62, rue de Seine, tel: 01 40 51 00 09, (M: Mabillon or Odeon). A favorite place to sit and have a lunch or dinner, grazing on the best Spanish hams, simple salads, and the best olives and wines from France, Italy, and Spain. Be sure to pick up a bag of Pimandes and chocolate-covered sauternes-soaked raisins, too.
Dishny
25, rue Cail, tel: 01 42 05 44 04, (M: La Chapelle). The only Indian food I’ve ever liked. I go early since I love to explore the wondrous ethnic food markets in this lively, slightly-funky neighborhood before dinner.
La Rôtisserie du Beaujolais

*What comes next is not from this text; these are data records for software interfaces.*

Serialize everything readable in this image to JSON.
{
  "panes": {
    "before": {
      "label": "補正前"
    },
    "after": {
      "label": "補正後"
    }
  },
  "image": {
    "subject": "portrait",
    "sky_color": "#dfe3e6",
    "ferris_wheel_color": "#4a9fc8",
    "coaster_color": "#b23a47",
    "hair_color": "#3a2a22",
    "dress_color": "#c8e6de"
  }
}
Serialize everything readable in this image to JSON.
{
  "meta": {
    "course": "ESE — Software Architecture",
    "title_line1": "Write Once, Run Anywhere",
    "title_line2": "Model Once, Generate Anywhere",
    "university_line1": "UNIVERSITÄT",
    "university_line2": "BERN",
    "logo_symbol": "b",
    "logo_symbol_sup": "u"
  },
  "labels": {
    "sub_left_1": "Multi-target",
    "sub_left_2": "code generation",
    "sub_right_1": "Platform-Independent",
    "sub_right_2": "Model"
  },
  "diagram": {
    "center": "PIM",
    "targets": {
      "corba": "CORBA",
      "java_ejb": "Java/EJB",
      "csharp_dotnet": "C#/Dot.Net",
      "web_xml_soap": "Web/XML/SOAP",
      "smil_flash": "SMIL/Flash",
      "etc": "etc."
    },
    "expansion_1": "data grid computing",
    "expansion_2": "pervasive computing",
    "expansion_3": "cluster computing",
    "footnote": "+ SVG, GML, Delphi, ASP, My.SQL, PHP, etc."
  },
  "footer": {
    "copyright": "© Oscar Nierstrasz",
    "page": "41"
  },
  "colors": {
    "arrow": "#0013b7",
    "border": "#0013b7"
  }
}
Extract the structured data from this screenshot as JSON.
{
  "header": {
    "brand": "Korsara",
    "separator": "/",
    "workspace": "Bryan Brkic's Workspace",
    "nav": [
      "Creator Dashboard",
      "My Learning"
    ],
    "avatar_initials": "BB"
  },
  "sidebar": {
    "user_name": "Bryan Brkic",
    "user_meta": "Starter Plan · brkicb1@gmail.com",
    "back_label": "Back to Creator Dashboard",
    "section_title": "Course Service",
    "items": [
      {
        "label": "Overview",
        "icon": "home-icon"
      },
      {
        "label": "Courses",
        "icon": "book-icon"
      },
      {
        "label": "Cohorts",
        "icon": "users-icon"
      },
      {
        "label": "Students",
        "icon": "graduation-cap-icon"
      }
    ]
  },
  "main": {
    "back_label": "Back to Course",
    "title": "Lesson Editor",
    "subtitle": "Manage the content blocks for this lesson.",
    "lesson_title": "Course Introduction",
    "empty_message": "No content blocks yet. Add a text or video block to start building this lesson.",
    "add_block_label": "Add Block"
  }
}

19, quai de la Tournelle, tel: 01 43 54 17 47, (M: Sully Morland or Cardinale Lemoine). Spit-roasted meats spin continuously, at this Seine-side restaurant. Roasted game and chicken are good bets. Open Sunday.
L’As du Falafel
34, rue des Rosiers (M: St. Paul), closed Friday pm and Saturday. The best falafel anywhere! Join the crowd clamoring at the window while they prepare your falafel with lightning-fast speed. Certainly a dive, and definitely a must.
L’Atlas
12, St. Germaine-des-Prés, tel: 01 44 07 23 66, (M: Maubert-Mutualité). Superb Moroccan food; think couscous and tagines. Not too fancy nor pricey considering the lovely tile work, good food, and gracious service just across from the fabulous Institute du Monde Arabe. Vegetarians will love the variety of seafood tagines when they’ve become tired of feeling short-changed by the meat-heavy menus in Paris.
Le Bambou
70, rue Baudricourt, tel: 01 45 70 91 75, (M: Tolbiac or Maison Blanche). A favorite spot for Vietnamese food. Inexpensive and authentic, expect your find yourself jammed elbow-to-elbow with fellow diners. Closed Monday.
Le Rubis
10, rue du Marche Saint-Honoré, (M: Tuilleries). Authentic Parisian wine bar and a great place for a rustic lunch or simple sandwich at the counter, washed down with a glass (or two) of wine. I like to stop in late afternoon for a sip or two, accompanied with a most generous plate of their good charcuterie.
Le Timbre
3, rue Sainte Beuve, tel: 01 45 49 10 40, (M: Notre Dame-des-Champs). Compact restaurant serving excellent cuisine traditionnelle, using the freshest of ingredients.
Ma Bourgogne
19, place des Vosges, tel: 01 42 78 44 64, (M: Bastille). Open for breakfast, lunch and dinner everyday, this is a great spot to sit under the arches of the gorgeous place des Vosges. Standard French fare (the fixed menu is your best bet), generous salads, and Berthillon ice cream. No reservations or credit cards.
www.davidlebovitz.com/paris/